With that 97%, the Dutch Grand Prix stands head and shoulders above the other Grand Prix events on the F1 calendar. The very first mobility plan led to smooth ingress and egress of visitors during the 2021 edition. Concerns about a car invasion in Zandvoort turned out to be unfounded. There is no traffic congestion during the Dutch Grand Prix. This year is no exception.

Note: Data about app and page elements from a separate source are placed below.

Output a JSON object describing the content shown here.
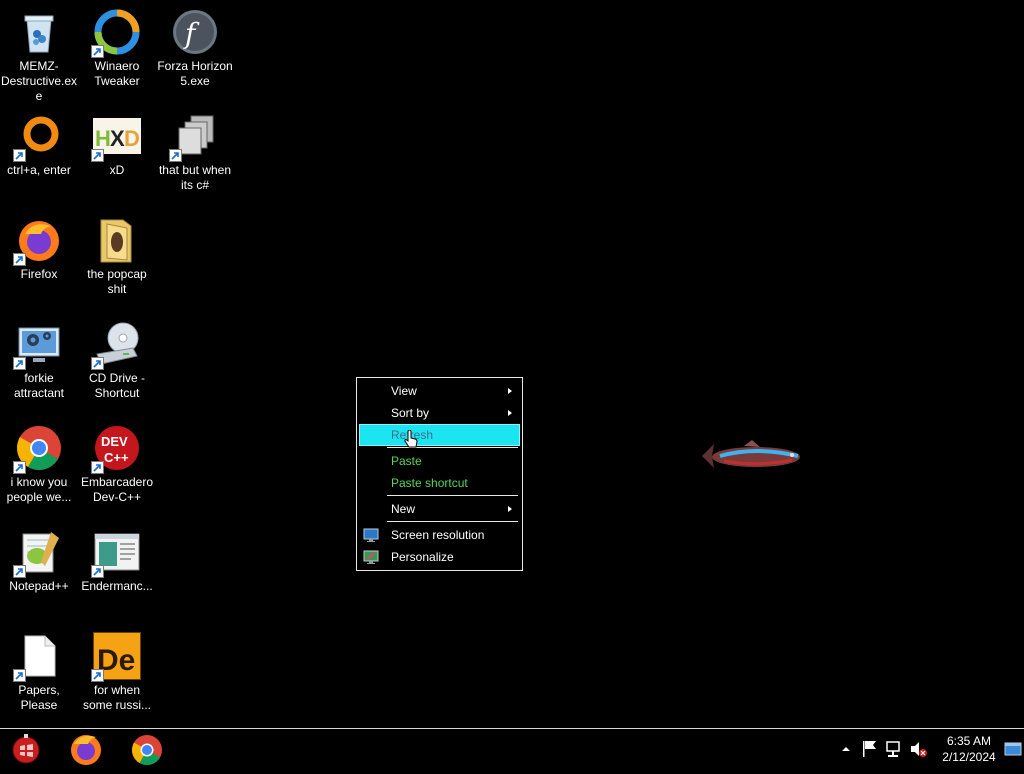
{
  "desktop": {
    "icons": [
      {
        "label": "MEMZ-Destructive.exe",
        "icon": "recycle-bin-icon"
      },
      {
        "label": "Winaero Tweaker",
        "icon": "winaero-icon"
      },
      {
        "label": "Forza Horizon 5.exe",
        "icon": "flash-icon"
      },
      {
        "label": "ctrl+a, enter",
        "icon": "orange-ring-icon"
      },
      {
        "label": "xD",
        "icon": "hxd-icon"
      },
      {
        "label": "that but when its c#",
        "icon": "stacked-windows-icon"
      },
      {
        "label": "Firefox",
        "icon": "firefox-icon"
      },
      {
        "label": "the popcap shit",
        "icon": "folder-icon"
      },
      {
        "label": "forkie attractant",
        "icon": "settings-monitor-icon"
      },
      {
        "label": "CD Drive - Shortcut",
        "icon": "cd-drive-icon"
      },
      {
        "label": "i know you people we...",
        "icon": "chrome-icon"
      },
      {
        "label": "Embarcadero Dev-C++",
        "icon": "devcpp-icon"
      },
      {
        "label": "Notepad++",
        "icon": "notepadpp-icon"
      },
      {
        "label": "Endermanc...",
        "icon": "window-app-icon"
      },
      {
        "label": "Papers, Please",
        "icon": "blank-file-icon"
      },
      {
        "label": "for when some russi...",
        "icon": "de-icon"
      }
    ]
  },
  "context_menu": {
    "view": "View",
    "sort_by": "Sort by",
    "refresh": "Refresh",
    "paste": "Paste",
    "paste_shortcut": "Paste shortcut",
    "new": "New",
    "screen_resolution": "Screen resolution",
    "personalize": "Personalize"
  },
  "taskbar": {
    "pinned": [
      "start-orb-icon",
      "firefox-icon",
      "chrome-icon"
    ],
    "tray_icons": [
      "show-hidden-icons",
      "action-center-flag-icon",
      "network-icon",
      "volume-muted-icon"
    ],
    "time": "6:35 AM",
    "date": "2/12/2024"
  },
  "colors": {
    "highlight": "#1de4f1",
    "green_text": "#56d45c",
    "background": "#000000"
  }
}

Many visitors come to Zandvoort by train. On race days, the Dutch Railways transports 10,000 passengers per hour. There is little till no room for expansion. Other sustainable transportation options frequently used include bicycles (either individually or in combination with Park & Bike locations at a distance from Zandvoort) and buses (public transport or hired). The latter is becoming an increasingly popular choice. Particularly, coach transportation is gaining traction. This year, there are 200 pickup points in the Netherlands, two just across the Belgian border, and four in Germany. Visitors are practically picked up from their homes by luxurious coaches, dropped off near the entrance of the CM.com Circuit Zandvoort, and taken back home after the event.
Tailored transportation might be the ‘key’ to achieving those last few percentages, says Roy Hirs, mobility manager of the Dutch Grand Prix. “It might not seem like much, but one percent still translates to around 1100 people in absolute numbers.”
The marginal increase can be achieved through international visitors, guests, and officials from FOM (Formula One Management), invitees of the Paddock Club, over which the local organization has no authority, and media. Hirs notes, “They attend multiple Grand Prix events per year and are accustomed to using their private transportation. With them, we need to encourage a shift in mindset. It’s not that they’re resistant, they just need a nudge.”
What helps is offering sustainable options that make things even easier. For instance, providing a shuttle service from the hotels where they are staying, with the shuttles getting much closer to the entrance than the parking area where cars must be parked. The Kiss & Ride spot at the circuit’s entrance will be utilized even more for organized transportation this year.
Furthermore, the shuttle buses of the Dutch Grand Prix will be running on HVO fuel this year. Connexxion predominantly employs electric buses for public transportation.